By Andy Beaubien, BPR
What is an oldie?
This is one of the most commonly recurring questions facing music radio programmers. It is so easy for us to fall into the trap of thinking that the songs we once considered to be recent have become “oldies.” Time has a habit of fooling us. We are often unconscious of the passing of weeks, months and years. Could it really be 2020? Are we really 20 years into the 21st century? The older we become, the easier it is to think that things that happened 10 or 20 years ago were recent events.
Oldies are relative to one’s age and, in turn, one’s generation. An interesting phenomenon occurs when you ask someone when was the time in their life that the best music was created. The majority of people will tell you that it was the music that came out when they were between 15 and 25 years old. The songs that they remember from those years are usually the ones that they cherish the most.
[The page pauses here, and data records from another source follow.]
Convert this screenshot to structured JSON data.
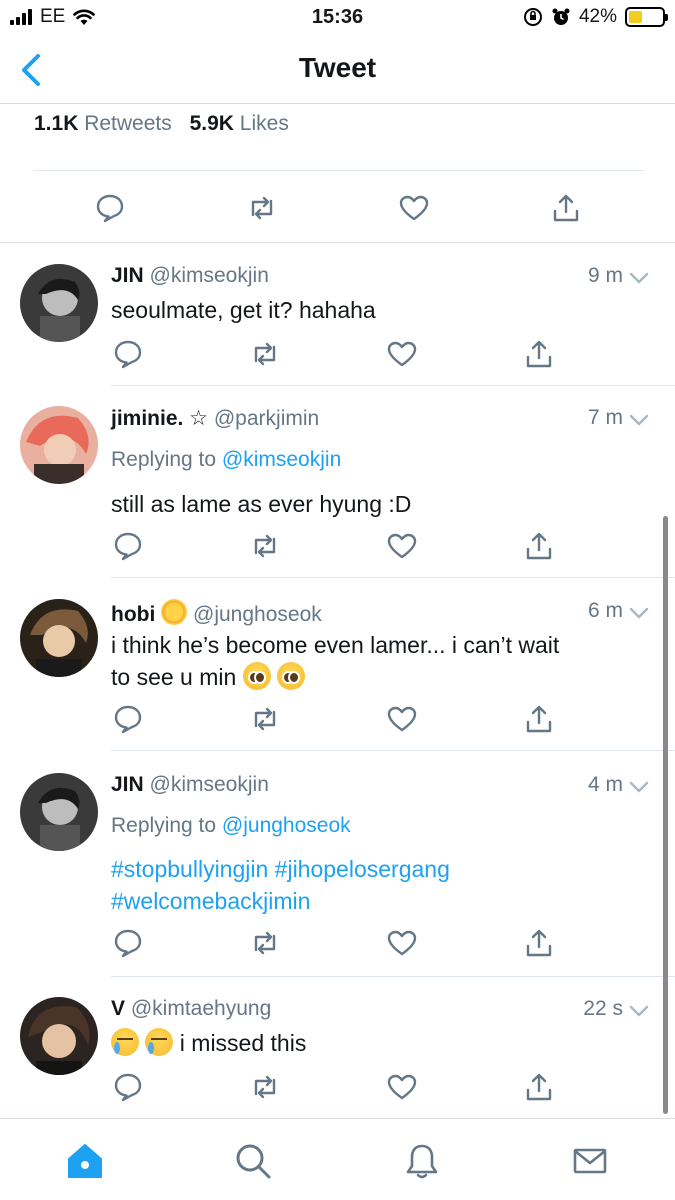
{
  "status_bar": {
    "carrier": "EE",
    "time": "15:36",
    "battery": "42%",
    "battery_level": 0.42
  },
  "header": {
    "title": "Tweet",
    "back_icon": "chevron-left-icon"
  },
  "stats": {
    "retweets_count": "1.1K",
    "retweets_label": "Retweets",
    "likes_count": "5.9K",
    "likes_label": "Likes"
  },
  "replies": [
    {
      "name": "JIN",
      "handle": "@kimseokjin",
      "time": "9 m",
      "text": "seoulmate, get it? hahaha"
    },
    {
      "name": "jiminie. ☆",
      "handle": "@parkjimin",
      "time": "7 m",
      "replying_prefix": "Replying to",
      "replying_to": "@kimseokjin",
      "text": "still as lame as ever hyung :D"
    },
    {
      "name": "hobi",
      "handle": "@junghoseok",
      "time": "6 m",
      "text_line1": "i think he’s become even lamer... i can’t wait",
      "text_line2": "to see u min"
    },
    {
      "name": "JIN",
      "handle": "@kimseokjin",
      "time": "4 m",
      "replying_prefix": "Replying to",
      "replying_to": "@junghoseok",
      "text_line1": "#stopbullyingjin #jihopelosergang",
      "text_line2": "#welcomebackjimin"
    },
    {
      "name": "V",
      "handle": "@kimtaehyung",
      "time": "22 s",
      "text": "i missed this"
    }
  ],
  "tabs": [
    "home-icon",
    "search-icon",
    "notifications-icon",
    "messages-icon"
  ],
  "colors": {
    "accent": "#1da1f2",
    "secondary_text": "#657786",
    "icon_gray": "#657786",
    "home_active": "#1da1f2"
  }
}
They are the songs that they associate with pivotal events of that era.
One of the reasons that songs heard between the ages of 15 to 25 years have such a powerful impact on people may be related to the fact that these years are critically important to one’s development intellectually, emotionally and socially. Few people are the same at 25 as they were at 15.
If your listeners say that they want to hear a balance of old and new songs, a simple formula can help to determine what they mean by “old” songs. If your target listener is 30 years old, oldies are songs up to 10 years ago. If the target listener is 40 years old, oldies are songs up to 20 years ago. For a 40 year old in the year 2020, an oldie is anything prior to the year 2000. In brief, oldies are songs that were popular around the time that a person reached the age of 20, + or – 5 years.
This explains why for 20 year old listeners, there are virtually no oldies. Their music tastes are almost completely contemporary. They may know of songs from the past but they have little passion for them.
If the median age of your listener is 40 years old, songs from the 80’s are too old because your 40 year old listener was 0-10 years old during the 80’s. Your 40 year old listener is much more likely to think of songs from the 90’s as “real oldies.”
So, the next time you promote your station as playing the best of old and new music, consider how that message is being interpreted by your target listener.